After The Meditation
Many believers find it helpful to use the time immediately after the meditation to take some notes. I have found this helpful as God will sometimes speak to you and reveal things. Even on occasions you might even have a vision.
Get a prayer journal and write down what God showed you and anything else that you noticed that you might not yet have an answer or solution for.
Also, make a note of any actions that you know you must take following your meditation, and perhaps write down how and when you are going to do that. This will help you set an action plan to get it into motion.
Lectio Divina is often criticized as being a dangerous practice by some Bible scholars, and with good reason. If you make it a religious tradition or take scriptures out of context, you can easily be deceived, but that’s true of any form of Bible study.
However, when you use it correctly, Lectio Divina can help you grow spiritually and add new vitality to your Bible study and prayer time.
Well, I hope you have enjoyed this article and that you have found it help to learn lectio divina steps and are able to try it out during your devitional time.
Melissa is a passionate minister, speaker and an ongoing learner of the Bible. She has been involved in church and vocational ministry for over 18 years. And is the founder of Think About Such Things. She has the heart to equip the saints by helping them get into the Word of God and fall more in love with Jesus. She also enjoys family, cooking, and reading.

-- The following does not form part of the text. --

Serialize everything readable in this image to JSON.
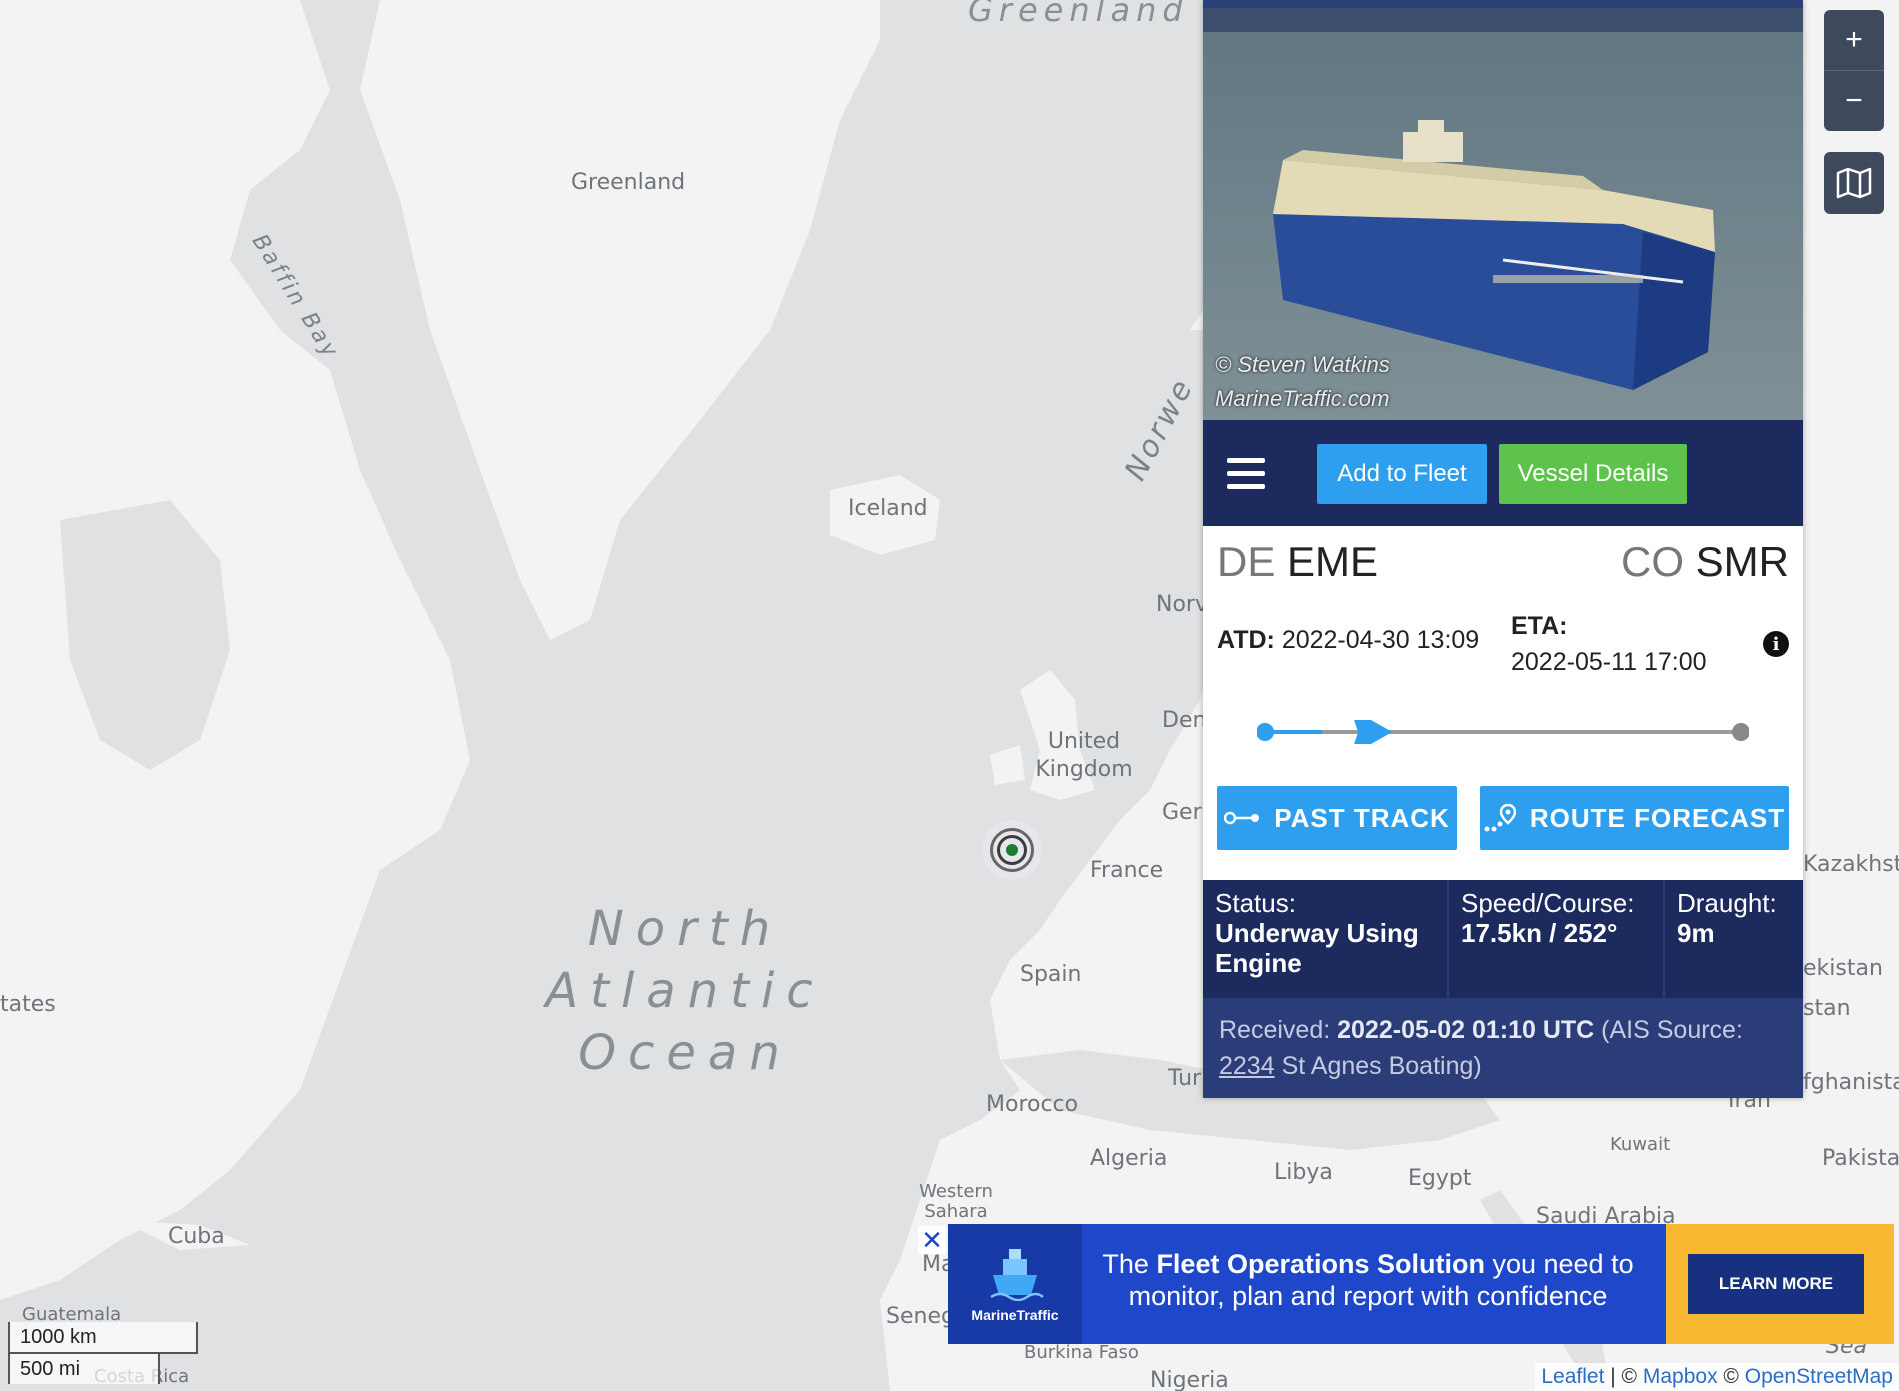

She has spoken in churches in California, Oregon, Texas, and Mexico and has been featured in Guidepost Magazine and All Recipes Magazine. Read More…